Simulations for JP-8 Mechanism Optimization and Validation

Principal Investigator: Jason Martz, University of Michigan, jmartz@umich.edu
Faculty: Angela Violi, George Lavoie, Andre Boehman, Margaret Wooldridge, University of Michigan
Marcis Jansons, Wayne State University
Student: Shuqi Cheng, Ung Hee Lee, University of Michigan
Government: Peter Schihl, U.S. Army TARDEC
Tim Edwards, Air Force Research Lab.
Industry: James Anderson, Ford Motor Company
Peter Attema, Daimler Trucks Powertain Engineering

The objective of the current work is the generation of a validated reduced kinetic mechanism (with ~ 200 – 300 species) for use with JP-8, IPK and S8 fuel surrogates to enable predictive computational fluid dynamics (CFD) engine simulations for future US Army engine designs. In particular, this work will optimize select low temperature heat release (LTHR) and negative temperature coefficient (NTC) reaction rate parameters involving hydrocarbon species with carbon number larger than C4 to better predict experimental LTHR and NTC ignition delays. The existence of such an improved mechanism will lead to more accurate CFD models and improved Diesel engine designs with reduced experimental engine development efforts.

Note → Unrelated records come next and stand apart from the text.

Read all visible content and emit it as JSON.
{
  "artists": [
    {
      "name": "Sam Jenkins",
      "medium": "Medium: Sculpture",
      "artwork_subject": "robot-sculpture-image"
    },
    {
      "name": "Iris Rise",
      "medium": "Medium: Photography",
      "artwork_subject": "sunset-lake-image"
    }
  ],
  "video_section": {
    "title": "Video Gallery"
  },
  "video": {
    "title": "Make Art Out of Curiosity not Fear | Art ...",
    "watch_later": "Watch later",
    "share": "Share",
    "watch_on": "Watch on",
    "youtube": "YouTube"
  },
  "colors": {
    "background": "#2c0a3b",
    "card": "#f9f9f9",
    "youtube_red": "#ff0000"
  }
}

This work builds upon the surrogate optimizer developed by the principals [2] with TARDEC funding to match the physical and chemical properties of JP-8, IPK and S8 fuels. Our developed surrogate palette consists of four pure molecules: n-dodecane, iso-cetane, decalin, and toluene for conventional JP-8, along with the linear alkanes n-decane and iso-octane to represent the dominant linear alkane compositions of IPK and S-8 [1]. Our JP-8 surrogates have been experimentally validated in constant volume spray bombs [1] and engines [3, 4] with low ignition timing errors – recent results in [1] show less than ~ 1 point DCN error [1]. Given these encouraging results, our efforts have shifted to the evaluation and improvement of chemical mechanisms for both the neat JP-8 palette components and JP-8 surrogate mixtures [1].

The primary motivation for this project, and the "cluster" of projects of which this one project is a component, is the need to develop predictive simulation capabilities for IC engine combustion to enable the design of next generation engines and to account for continuing shifts in fuels on which these engines rely. This group of overlapping, integrated projects will be referred to as the "JP-8 Combustion Chemistry Cluster," where the value to TARDEC from clustering is that by engaging in an integrated group of projects, funding will be leveraged and the value (i.e., outcomes) will be amplified. As such, the cluster represents a multi-faceted initiative that will achieve a significant outcome to advance the state of the art for the simulation of ground vehicles and provide an important deliverable – a validated and common reduced kinetic mechanism (with ~ 200 – 300 species) for use with JP-8, IPK and S8 fuel surrogates to enable predictive engine simulation for future US Army engine designs. Such a mechanism does not currently exist.

Linked with ARC Project "Combustion Chemistry of Jet Fuels: from Atomistic Simulations to Mechanism Development"

Publications:

  • D. Kim., J. Martz, A. Abdul-Nour, X. Yu, M. Jansons and A. Violi. "An inclusive six-component surrogate for emulating the physical and chemical characteristics of conventional and alternative jet fuels and their blends." Submitted to Combustion and Flame.

References:

  1. D. Kim, J. Martz and A. Violi, Submitted to Combustion and Flame (2015).
  2. D. Kim, J. Martz and A. Violi, Combustion and Flame 161 (2014).
  3. X. Yu, X. Luo, M. Jansons, D. Kim, J. Martz and A. Violi, SAE International Journal of Fuels and Lubricants 8 (2015).
  4. D. Kang, D. Kalaskar, D. Kim, J. Martz, A. Violi and A. Boehman, Fuel 184 (2016).